(Data about app and page elements)

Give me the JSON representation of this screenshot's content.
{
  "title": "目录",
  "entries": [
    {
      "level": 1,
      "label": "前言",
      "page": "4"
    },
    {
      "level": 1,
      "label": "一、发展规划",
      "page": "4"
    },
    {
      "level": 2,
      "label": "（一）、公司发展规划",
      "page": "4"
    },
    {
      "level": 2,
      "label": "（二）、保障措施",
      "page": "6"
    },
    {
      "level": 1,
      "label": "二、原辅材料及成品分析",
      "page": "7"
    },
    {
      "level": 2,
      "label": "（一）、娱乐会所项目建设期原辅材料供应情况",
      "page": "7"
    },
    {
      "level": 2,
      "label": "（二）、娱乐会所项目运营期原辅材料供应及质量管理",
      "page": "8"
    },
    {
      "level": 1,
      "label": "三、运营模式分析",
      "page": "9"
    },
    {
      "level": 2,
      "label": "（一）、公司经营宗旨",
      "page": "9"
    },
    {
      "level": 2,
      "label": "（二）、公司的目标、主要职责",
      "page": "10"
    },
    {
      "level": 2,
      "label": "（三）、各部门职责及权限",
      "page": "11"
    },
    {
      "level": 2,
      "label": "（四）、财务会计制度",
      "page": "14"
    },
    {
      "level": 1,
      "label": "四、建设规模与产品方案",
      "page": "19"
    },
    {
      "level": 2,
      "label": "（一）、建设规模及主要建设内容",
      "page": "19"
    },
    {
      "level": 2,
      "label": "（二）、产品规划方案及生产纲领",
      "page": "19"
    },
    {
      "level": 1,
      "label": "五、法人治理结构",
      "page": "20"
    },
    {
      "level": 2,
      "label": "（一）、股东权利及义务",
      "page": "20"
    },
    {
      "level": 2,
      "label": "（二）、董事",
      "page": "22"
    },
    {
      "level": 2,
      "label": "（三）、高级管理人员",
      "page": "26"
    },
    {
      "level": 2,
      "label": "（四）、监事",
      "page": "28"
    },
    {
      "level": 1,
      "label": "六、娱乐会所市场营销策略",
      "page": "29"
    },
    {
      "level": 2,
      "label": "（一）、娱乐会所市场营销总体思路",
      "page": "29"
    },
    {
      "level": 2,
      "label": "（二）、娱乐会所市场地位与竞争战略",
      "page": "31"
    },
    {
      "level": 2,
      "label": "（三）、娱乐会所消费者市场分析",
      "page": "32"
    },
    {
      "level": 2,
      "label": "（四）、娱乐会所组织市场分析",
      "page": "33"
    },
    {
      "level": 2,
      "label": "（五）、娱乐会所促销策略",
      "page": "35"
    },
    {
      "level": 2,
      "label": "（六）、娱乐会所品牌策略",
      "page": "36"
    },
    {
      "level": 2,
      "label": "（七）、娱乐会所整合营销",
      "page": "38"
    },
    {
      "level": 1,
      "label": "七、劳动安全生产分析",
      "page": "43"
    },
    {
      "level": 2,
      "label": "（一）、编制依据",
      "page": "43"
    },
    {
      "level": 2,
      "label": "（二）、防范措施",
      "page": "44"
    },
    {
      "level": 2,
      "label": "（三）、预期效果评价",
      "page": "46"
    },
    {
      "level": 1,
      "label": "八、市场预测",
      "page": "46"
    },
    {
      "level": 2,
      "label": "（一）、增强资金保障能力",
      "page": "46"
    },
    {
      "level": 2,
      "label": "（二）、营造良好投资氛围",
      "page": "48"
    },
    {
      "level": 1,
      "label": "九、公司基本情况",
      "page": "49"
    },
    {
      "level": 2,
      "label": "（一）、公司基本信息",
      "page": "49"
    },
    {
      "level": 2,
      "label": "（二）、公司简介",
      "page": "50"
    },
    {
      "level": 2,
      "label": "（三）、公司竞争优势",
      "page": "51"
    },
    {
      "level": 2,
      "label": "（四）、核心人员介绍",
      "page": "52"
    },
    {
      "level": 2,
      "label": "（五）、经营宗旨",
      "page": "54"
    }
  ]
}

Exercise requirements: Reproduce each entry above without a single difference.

Solution to the exercise:
Give me the JSON representation of this screenshot's content.
{
  "title": "目录",
  "entries": [
    {
      "level": 1,
      "label": "前言",
      "page": "4"
    },
    {
      "level": 1,
      "label": "一、发展规划",
      "page": "4"
    },
    {
      "level": 2,
      "label": "（一）、公司发展规划",
      "page": "4"
    },
    {
      "level": 2,
      "label": "（二）、保障措施",
      "page": "6"
    },
    {
      "level": 1,
      "label": "二、原辅材料及成品分析",
      "page": "7"
    },
    {
      "level": 2,
      "label": "（一）、娱乐会所项目建设期原辅材料供应情况",
      "page": "7"
    },
    {
      "level": 2,
      "label": "（二）、娱乐会所项目运营期原辅材料供应及质量管理",
      "page": "8"
    },
    {
      "level": 1,
      "label": "三、运营模式分析",
      "page": "9"
    },
    {
      "level": 2,
      "label": "（一）、公司经营宗旨",
      "page": "9"
    },
    {
      "level": 2,
      "label": "（二）、公司的目标、主要职责",
      "page": "10"
    },
    {
      "level": 2,
      "label": "（三）、各部门职责及权限",
      "page": "11"
    },
    {
      "level": 2,
      "label": "（四）、财务会计制度",
      "page": "14"
    },
    {
      "level": 1,
      "label": "四、建设规模与产品方案",
      "page": "19"
    },
    {
      "level": 2,
      "label": "（一）、建设规模及主要建设内容",
      "page": "19"
    },
    {
      "level": 2,
      "label": "（二）、产品规划方案及生产纲领",
      "page": "19"
    },
    {
      "level": 1,
      "label": "五、法人治理结构",
      "page": "20"
    },
    {
      "level": 2,
      "label": "（一）、股东权利及义务",
      "page": "20"
    },
    {
      "level": 2,
      "label": "（二）、董事",
      "page": "22"
    },
    {
      "level": 2,
      "label": "（三）、高级管理人员",
      "page": "26"
    },
    {
      "level": 2,
      "label": "（四）、监事",
      "page": "28"
    },
    {
      "level": 1,
      "label": "六、娱乐会所市场营销策略",
      "page": "29"
    },
    {
      "level": 2,
      "label": "（一）、娱乐会所市场营销总体思路",
      "page": "29"
    },
    {
      "level": 2,
      "label": "（二）、娱乐会所市场地位与竞争战略",
      "page": "31"
    },
    {
      "level": 2,
      "label": "（三）、娱乐会所消费者市场分析",
      "page": "32"
    },
    {
      "level": 2,
      "label": "（四）、娱乐会所组织市场分析",
      "page": "33"
    },
    {
      "level": 2,
      "label": "（五）、娱乐会所促销策略",
      "page": "35"
    },
    {
      "level": 2,
      "label": "（六）、娱乐会所品牌策略",
      "page": "36"
    },
    {
      "level": 2,
      "label": "（七）、娱乐会所整合营销",
      "page": "38"
    },
    {
      "level": 1,
      "label": "七、劳动安全生产分析",
      "page": "43"
    },
    {
      "level": 2,
      "label": "（一）、编制依据",
      "page": "43"
    },
    {
      "level": 2,
      "label": "（二）、防范措施",
      "page": "44"
    },
    {
      "level": 2,
      "label": "（三）、预期效果评价",
      "page": "46"
    },
    {
      "level": 1,
      "label": "八、市场预测",
      "page": "46"
    },
    {
      "level": 2,
      "label": "（一）、增强资金保障能力",
      "page": "46"
    },
    {
      "level": 2,
      "label": "（二）、营造良好投资氛围",
      "page": "48"
    },
    {
      "level": 1,
      "label": "九、公司基本情况",
      "page": "49"
    },
    {
      "level": 2,
      "label": "（一）、公司基本信息",
      "page": "49"
    },
    {
      "level": 2,
      "label": "（二）、公司简介",
      "page": "50"
    },
    {
      "level": 2,
      "label": "（三）、公司竞争优势",
      "page": "51"
    },
    {
      "level": 2,
      "label": "（四）、核心人员介绍",
      "page": "52"
    },
    {
      "level": 2,
      "label": "（五）、经营宗旨",
      "page": "54"
    }
  ]
}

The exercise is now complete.